Anyone who’s familiar with Mary, Queen of Scots most likely knows that she was beheaded, but many people don’t know how she was beheaded. My APUSH teacher told my class this story and it’s probably one of the most simultaneously interesting, funniest, and saddest executions in history.
The first thing to note was that Mary wore a red dress rather than a white one for a very specific reason: after the execution of a royal or high-class person, commoners would often tear off blood-stained fabric from their clothing solely to flex that they got their hands on the blood of a noble. With red fabric, it would be difficult to see actual blood on the dress. Smart move on Mary’s end.
During the actual execution, it was said that Mary’s executioner was not very experienced and actually missed the initial swing, jamming the axe or whatever weapon they used into the back of her head rather than through her neck. This didn’t kill her yet, though, and she instead made some sort of medieval olden-time exclamation that can be roughly translated to “goddamn!”
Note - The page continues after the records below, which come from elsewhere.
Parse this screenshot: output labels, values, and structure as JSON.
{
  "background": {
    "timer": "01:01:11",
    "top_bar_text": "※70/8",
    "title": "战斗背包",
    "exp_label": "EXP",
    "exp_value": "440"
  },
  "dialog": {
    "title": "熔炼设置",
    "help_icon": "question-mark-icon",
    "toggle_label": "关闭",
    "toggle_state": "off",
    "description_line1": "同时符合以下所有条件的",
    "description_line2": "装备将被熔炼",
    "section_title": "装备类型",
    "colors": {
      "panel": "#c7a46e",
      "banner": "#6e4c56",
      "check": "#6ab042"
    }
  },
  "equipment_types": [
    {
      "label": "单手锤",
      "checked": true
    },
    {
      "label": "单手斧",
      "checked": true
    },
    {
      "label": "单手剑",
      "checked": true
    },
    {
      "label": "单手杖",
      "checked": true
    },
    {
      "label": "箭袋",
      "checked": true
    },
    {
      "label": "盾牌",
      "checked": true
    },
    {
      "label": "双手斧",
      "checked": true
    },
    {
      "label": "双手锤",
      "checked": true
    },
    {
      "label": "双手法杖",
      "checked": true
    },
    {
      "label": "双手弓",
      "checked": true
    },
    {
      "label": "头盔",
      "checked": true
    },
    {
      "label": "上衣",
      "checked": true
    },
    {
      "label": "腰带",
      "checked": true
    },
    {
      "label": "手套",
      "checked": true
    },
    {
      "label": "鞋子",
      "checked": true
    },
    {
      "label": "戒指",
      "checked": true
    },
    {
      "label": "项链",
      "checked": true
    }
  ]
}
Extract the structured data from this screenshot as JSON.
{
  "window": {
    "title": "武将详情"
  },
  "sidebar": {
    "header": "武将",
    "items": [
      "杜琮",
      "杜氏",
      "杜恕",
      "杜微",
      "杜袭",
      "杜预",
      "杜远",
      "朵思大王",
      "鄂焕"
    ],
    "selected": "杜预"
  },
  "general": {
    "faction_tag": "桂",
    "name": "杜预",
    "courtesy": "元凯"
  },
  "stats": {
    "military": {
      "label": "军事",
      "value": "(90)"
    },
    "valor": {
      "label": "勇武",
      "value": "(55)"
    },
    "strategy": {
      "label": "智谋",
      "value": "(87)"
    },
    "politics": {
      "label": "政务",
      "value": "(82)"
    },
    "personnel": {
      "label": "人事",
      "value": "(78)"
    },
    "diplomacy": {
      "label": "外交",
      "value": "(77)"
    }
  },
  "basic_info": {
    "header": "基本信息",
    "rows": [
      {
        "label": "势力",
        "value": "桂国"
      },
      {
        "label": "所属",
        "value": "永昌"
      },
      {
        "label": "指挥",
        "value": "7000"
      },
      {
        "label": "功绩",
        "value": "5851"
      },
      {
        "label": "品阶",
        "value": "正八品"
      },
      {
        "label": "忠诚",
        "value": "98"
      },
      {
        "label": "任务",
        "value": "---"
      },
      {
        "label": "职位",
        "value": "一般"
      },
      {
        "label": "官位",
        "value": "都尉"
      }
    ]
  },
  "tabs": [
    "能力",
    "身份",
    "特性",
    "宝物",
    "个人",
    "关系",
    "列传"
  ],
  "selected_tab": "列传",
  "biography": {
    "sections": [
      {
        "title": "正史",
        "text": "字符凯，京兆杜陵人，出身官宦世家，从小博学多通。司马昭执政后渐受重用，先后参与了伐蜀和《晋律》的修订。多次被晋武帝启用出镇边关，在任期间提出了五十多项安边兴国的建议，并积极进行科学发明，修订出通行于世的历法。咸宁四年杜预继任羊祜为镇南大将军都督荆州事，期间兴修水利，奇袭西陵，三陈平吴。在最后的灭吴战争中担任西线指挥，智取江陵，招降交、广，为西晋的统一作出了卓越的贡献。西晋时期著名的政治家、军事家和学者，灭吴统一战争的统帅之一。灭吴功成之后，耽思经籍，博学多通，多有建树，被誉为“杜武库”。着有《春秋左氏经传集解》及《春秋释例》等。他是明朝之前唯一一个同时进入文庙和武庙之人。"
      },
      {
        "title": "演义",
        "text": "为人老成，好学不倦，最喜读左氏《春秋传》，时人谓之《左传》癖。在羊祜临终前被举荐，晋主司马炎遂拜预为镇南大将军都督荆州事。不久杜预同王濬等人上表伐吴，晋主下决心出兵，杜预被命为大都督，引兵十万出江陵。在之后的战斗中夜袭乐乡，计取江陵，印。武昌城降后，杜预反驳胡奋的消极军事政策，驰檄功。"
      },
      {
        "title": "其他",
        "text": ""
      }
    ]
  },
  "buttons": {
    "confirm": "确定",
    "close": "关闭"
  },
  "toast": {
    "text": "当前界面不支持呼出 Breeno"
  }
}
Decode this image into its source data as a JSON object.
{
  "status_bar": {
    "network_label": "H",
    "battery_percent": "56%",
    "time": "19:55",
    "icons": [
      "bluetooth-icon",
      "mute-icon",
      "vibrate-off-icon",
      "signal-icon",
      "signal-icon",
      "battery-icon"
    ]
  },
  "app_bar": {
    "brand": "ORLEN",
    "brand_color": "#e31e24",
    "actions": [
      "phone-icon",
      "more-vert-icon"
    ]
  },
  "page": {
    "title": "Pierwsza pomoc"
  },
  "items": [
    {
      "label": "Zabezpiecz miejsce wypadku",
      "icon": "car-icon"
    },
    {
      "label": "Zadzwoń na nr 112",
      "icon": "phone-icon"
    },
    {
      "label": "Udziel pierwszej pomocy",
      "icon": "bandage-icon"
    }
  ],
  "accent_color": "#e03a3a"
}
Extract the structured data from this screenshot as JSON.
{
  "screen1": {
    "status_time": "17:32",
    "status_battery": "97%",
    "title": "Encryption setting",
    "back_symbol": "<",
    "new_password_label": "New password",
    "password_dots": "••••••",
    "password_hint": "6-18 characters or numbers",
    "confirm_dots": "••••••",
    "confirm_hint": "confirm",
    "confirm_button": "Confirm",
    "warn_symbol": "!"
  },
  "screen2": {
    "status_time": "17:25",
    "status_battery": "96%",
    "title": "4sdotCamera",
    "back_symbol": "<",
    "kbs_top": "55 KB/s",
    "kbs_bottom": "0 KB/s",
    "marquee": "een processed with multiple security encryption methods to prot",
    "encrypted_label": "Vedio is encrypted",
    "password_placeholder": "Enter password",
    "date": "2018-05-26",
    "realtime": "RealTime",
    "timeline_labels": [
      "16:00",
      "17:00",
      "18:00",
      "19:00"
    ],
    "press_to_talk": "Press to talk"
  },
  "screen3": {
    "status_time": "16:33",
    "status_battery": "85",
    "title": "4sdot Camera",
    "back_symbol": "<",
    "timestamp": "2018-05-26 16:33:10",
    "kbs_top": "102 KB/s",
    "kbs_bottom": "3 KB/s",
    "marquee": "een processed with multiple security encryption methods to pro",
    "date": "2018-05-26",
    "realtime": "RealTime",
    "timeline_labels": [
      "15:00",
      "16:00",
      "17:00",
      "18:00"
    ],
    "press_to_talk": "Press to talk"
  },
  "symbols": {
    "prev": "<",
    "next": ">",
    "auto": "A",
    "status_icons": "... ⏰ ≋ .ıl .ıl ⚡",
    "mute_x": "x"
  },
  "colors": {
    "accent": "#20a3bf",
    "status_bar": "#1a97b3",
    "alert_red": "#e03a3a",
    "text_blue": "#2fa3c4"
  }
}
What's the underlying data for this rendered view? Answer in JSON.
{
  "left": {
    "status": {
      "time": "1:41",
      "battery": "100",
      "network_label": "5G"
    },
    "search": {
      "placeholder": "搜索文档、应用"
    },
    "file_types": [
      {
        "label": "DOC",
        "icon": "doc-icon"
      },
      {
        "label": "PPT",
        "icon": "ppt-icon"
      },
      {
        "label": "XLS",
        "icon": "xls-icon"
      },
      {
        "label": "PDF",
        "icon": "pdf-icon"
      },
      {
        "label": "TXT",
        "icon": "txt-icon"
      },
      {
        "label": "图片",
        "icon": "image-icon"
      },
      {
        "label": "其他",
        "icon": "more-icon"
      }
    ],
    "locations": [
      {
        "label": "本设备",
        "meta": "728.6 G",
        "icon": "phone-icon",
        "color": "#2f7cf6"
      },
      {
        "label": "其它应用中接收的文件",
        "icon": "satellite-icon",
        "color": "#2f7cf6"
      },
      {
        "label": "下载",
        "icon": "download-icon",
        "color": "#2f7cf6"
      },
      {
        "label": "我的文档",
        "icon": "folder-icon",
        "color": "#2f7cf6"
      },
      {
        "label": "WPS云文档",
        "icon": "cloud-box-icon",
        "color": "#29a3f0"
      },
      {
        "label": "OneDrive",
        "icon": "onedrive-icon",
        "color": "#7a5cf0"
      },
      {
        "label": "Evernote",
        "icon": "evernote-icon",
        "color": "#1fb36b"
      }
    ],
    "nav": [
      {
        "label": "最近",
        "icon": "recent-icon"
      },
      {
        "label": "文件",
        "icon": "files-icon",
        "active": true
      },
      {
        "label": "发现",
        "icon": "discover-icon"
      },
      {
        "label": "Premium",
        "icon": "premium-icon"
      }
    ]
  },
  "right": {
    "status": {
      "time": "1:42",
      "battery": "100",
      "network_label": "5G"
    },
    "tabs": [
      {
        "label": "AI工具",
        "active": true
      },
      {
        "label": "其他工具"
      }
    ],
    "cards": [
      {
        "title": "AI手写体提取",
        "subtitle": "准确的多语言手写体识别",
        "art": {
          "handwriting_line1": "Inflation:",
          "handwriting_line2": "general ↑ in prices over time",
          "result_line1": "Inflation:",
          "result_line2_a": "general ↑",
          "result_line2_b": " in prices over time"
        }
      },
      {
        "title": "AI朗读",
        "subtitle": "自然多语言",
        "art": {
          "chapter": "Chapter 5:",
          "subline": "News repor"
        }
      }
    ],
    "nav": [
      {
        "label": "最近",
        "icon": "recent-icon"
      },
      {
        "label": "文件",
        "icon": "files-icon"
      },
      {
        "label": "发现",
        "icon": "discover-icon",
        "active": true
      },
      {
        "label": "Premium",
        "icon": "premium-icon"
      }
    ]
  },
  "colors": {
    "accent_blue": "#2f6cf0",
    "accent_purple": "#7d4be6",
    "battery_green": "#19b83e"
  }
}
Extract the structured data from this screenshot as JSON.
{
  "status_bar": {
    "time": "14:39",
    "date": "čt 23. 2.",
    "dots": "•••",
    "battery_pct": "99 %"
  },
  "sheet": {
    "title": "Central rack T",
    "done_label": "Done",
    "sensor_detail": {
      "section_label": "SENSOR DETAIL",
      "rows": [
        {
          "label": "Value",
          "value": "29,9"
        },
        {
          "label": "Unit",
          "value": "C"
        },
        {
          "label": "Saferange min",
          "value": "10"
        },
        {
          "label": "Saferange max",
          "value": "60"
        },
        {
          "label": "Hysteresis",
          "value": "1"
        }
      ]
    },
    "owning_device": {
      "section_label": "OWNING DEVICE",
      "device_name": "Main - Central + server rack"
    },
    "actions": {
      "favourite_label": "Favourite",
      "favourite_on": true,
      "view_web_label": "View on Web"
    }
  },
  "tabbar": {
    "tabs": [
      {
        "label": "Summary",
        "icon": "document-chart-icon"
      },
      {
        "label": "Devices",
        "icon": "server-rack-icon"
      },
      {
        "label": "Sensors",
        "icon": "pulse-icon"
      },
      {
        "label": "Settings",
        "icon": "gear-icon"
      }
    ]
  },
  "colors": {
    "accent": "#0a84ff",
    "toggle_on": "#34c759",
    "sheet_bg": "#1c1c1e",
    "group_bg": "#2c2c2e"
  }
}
After the executioner was done, he picked up her head by the hair, not knowing it was a wig, and the head fell out and rolled onto the floor (thanks Plug_5 and moiochi for reminding me)
After Mary was properly killed, her body was left for public viewing, but the audience was surprised to see her red dress start to rustle before allowing Mary’s small terrier dog to climb out from underneath. Tragically, the dog refused to leave the body and eventually passed away after staying at the same spot for a lengthy amount of time.
History buffs, please feel free to make any corrections as I heard this story a while ago and probably made a few errors in my recalling! 🙂
TL;DR: Mary, Queen of Scots avoided crazy memorabilia-savers at her execution with a very intelligent move, got shanked in the head during a failed attempt, the executioner dropped her head onto the floor, and had her dog in her dress with her the entire time
3. I’m sorry, what?
In the early 80’s, Bayer knowingly sold millions of dollars worth of HIV and hepatitis tainted medications to Asia and Latin America.
These countries didn’t have laws to prevent the proliferation of tainted drugs. Thousands of people died as a result.
It was hardly mentioned on any news platforms.
2. It’s pretty messed up.
The Radium Girls. In the 1920s, they worked at a watch company painting the hours on the watches using radium, a radioactive element that glows in the dark. They did this with no PPE and weren’t told radium is dangerous. Meanwhile, the chemists had full PPE and worked in a sealed environment.
Worse, they were instructed to lick the tip of the brush to make a very fine point. Some of them would paint their nails or their teeth with it for fun when they went out at night.
They would develop cancer whenever the paint touched, and many of them had such decay in their jaws that their mandibles had to be held on with bandages.
1. I think those passengers have suffered enough.
The Halifax Explosion.
Regarded by many as the biggest man-made explosion prior to the invention of the atomic bomb. A ship laden with explosives collided with another vessel in Halifax Harbour. The resulting explosion flattened much of the city’s downtown core, killing roughly 2,000 and injuring 9,000.
The blast is said to have temporarily displaced the water in the harbour, forming a tsunami that reached up to 15 metres high, surging over the wreckage of the waterfront.
The following day, Halifax was hit by a blizzard that dumped 40 cm of snow on top of the city, further complicating rescue efforts.
The city is also home to a cemetery where many victims of the Titanic were laid to rest. It is said that the body identification system developed at the time of the Titanic’s sinking in 1912 aided efforts to identify victims of the Halifax explosion in 1917.
I didn’t know about some of these, but I’m so glad that I do now!
If you’re a history buff, add your favorite story to this list down in the comments!